The problem> Please retype the records below exactly as they appear, leaving out every picture.

******************************

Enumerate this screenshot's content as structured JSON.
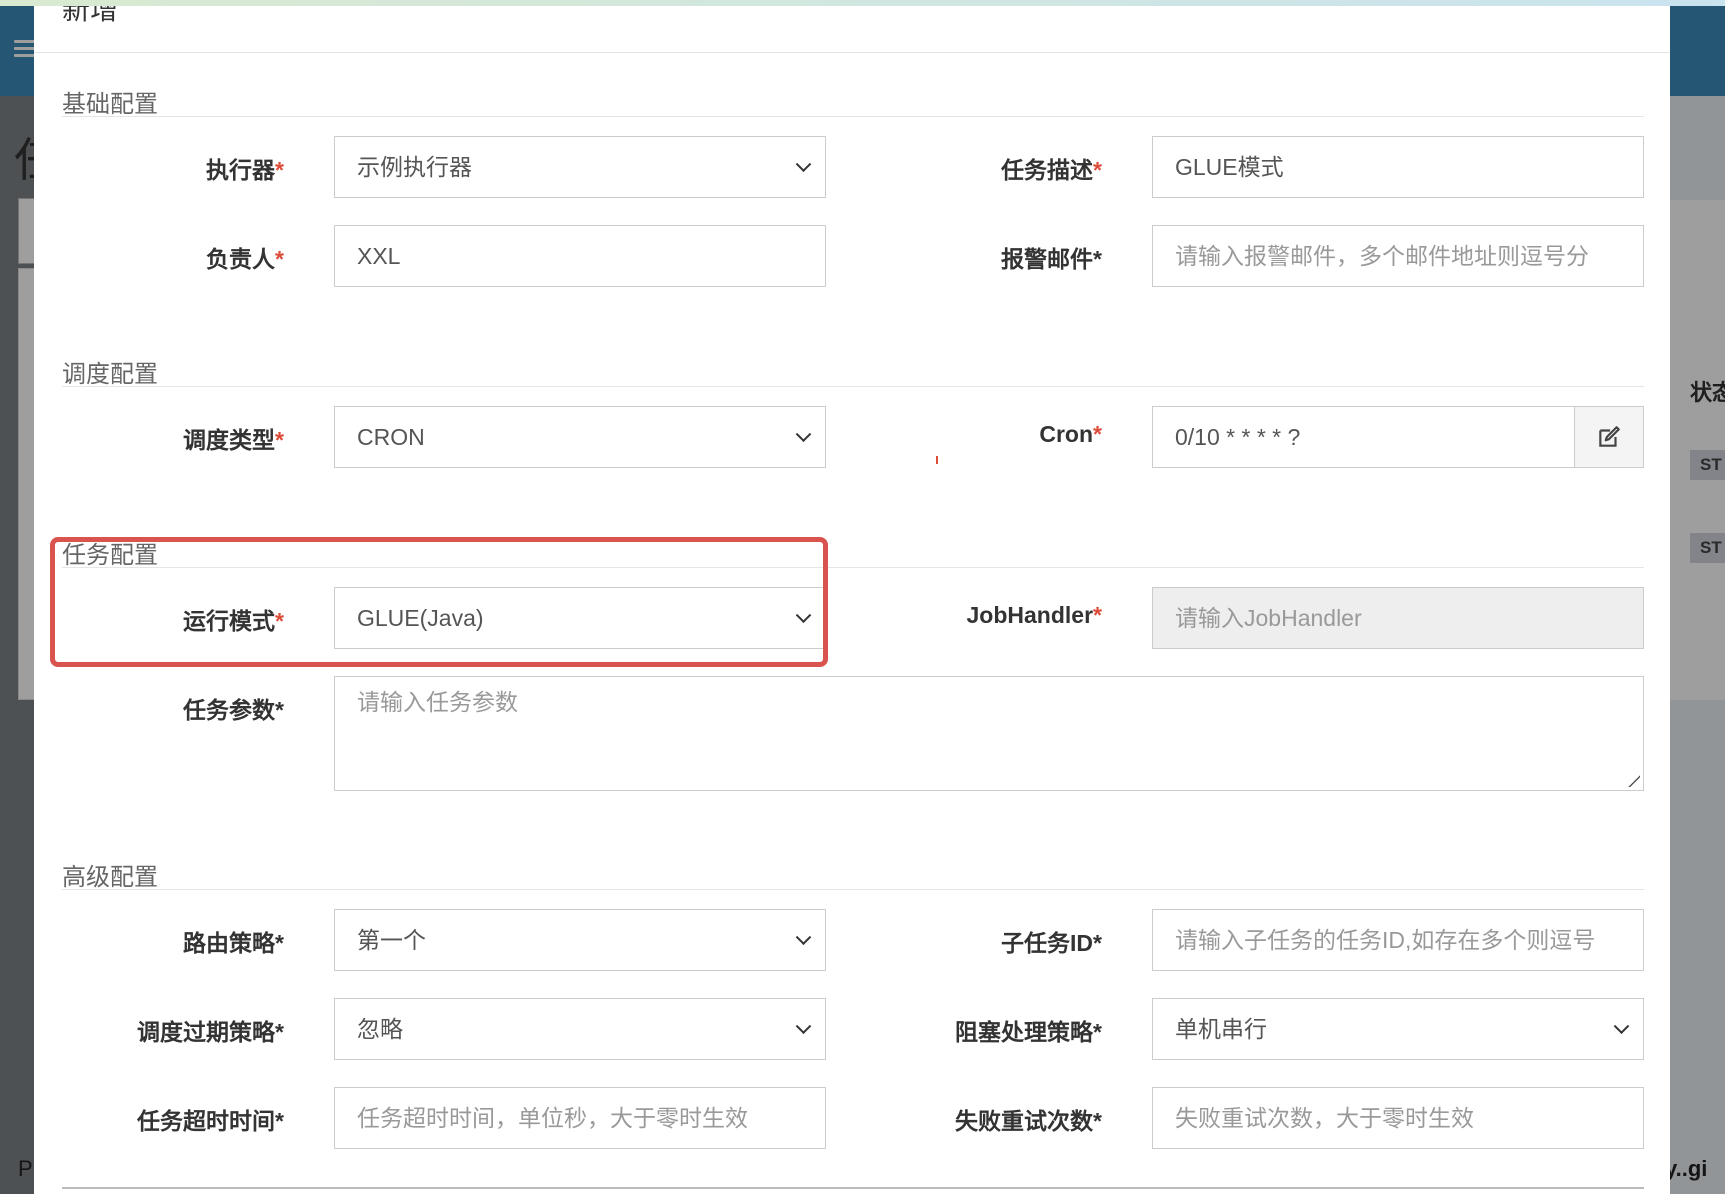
{
  "modal": {
    "title": "新增"
  },
  "sections": {
    "basic": "基础配置",
    "schedule": "调度配置",
    "task": "任务配置",
    "advanced": "高级配置"
  },
  "form": {
    "executor": {
      "label": "执行器",
      "value": "示例执行器"
    },
    "job_desc": {
      "label": "任务描述",
      "value": "GLUE模式"
    },
    "author": {
      "label": "负责人",
      "value": "XXL"
    },
    "alarm_email": {
      "label": "报警邮件*",
      "placeholder": "请输入报警邮件，多个邮件地址则逗号分"
    },
    "schedule_type": {
      "label": "调度类型",
      "value": "CRON"
    },
    "cron": {
      "label": "Cron",
      "value": "0/10 * * * * ?"
    },
    "glue_type": {
      "label": "运行模式",
      "value": "GLUE(Java)"
    },
    "job_handler": {
      "label": "JobHandler",
      "placeholder": "请输入JobHandler"
    },
    "job_param": {
      "label": "任务参数*",
      "placeholder": "请输入任务参数"
    },
    "route_strategy": {
      "label": "路由策略*",
      "value": "第一个"
    },
    "child_job_id": {
      "label": "子任务ID*",
      "placeholder": "请输入子任务的任务ID,如存在多个则逗号"
    },
    "misfire_strategy": {
      "label": "调度过期策略*",
      "value": "忽略"
    },
    "block_strategy": {
      "label": "阻塞处理策略*",
      "value": "单机串行"
    },
    "timeout": {
      "label": "任务超时时间*",
      "placeholder": "任务超时时间，单位秒，大于零时生效"
    },
    "fail_retry": {
      "label": "失败重试次数*",
      "placeholder": "失败重试次数，大于零时生效"
    }
  },
  "background": {
    "right_header": "状态",
    "badge1": "ST",
    "badge2": "ST",
    "left_title": "任",
    "footer_left": "P",
    "footer_right": "y..gi"
  },
  "icons": {
    "cron_edit": "edit-icon"
  },
  "colors": {
    "required": "#dd4b39",
    "highlight_border": "#d9534f",
    "header": "#3c8dbc"
  }
}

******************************

Response to the task>
Enumerate this screenshot's content as structured JSON.
{
  "modal": {
    "title": "新增"
  },
  "sections": {
    "basic": "基础配置",
    "schedule": "调度配置",
    "task": "任务配置",
    "advanced": "高级配置"
  },
  "form": {
    "executor": {
      "label": "执行器",
      "value": "示例执行器"
    },
    "job_desc": {
      "label": "任务描述",
      "value": "GLUE模式"
    },
    "author": {
      "label": "负责人",
      "value": "XXL"
    },
    "alarm_email": {
      "label": "报警邮件*",
      "placeholder": "请输入报警邮件，多个邮件地址则逗号分"
    },
    "schedule_type": {
      "label": "调度类型",
      "value": "CRON"
    },
    "cron": {
      "label": "Cron",
      "value": "0/10 * * * * ?"
    },
    "glue_type": {
      "label": "运行模式",
      "value": "GLUE(Java)"
    },
    "job_handler": {
      "label": "JobHandler",
      "placeholder": "请输入JobHandler"
    },
    "job_param": {
      "label": "任务参数*",
      "placeholder": "请输入任务参数"
    },
    "route_strategy": {
      "label": "路由策略*",
      "value": "第一个"
    },
    "child_job_id": {
      "label": "子任务ID*",
      "placeholder": "请输入子任务的任务ID,如存在多个则逗号"
    },
    "misfire_strategy": {
      "label": "调度过期策略*",
      "value": "忽略"
    },
    "block_strategy": {
      "label": "阻塞处理策略*",
      "value": "单机串行"
    },
    "timeout": {
      "label": "任务超时时间*",
      "placeholder": "任务超时时间，单位秒，大于零时生效"
    },
    "fail_retry": {
      "label": "失败重试次数*",
      "placeholder": "失败重试次数，大于零时生效"
    }
  },
  "background": {
    "right_header": "状态",
    "badge1": "ST",
    "badge2": "ST",
    "left_title": "任",
    "footer_left": "P",
    "footer_right": "y..gi"
  },
  "icons": {
    "cron_edit": "edit-icon"
  },
  "colors": {
    "required": "#dd4b39",
    "highlight_border": "#d9534f",
    "header": "#3c8dbc"
  }
}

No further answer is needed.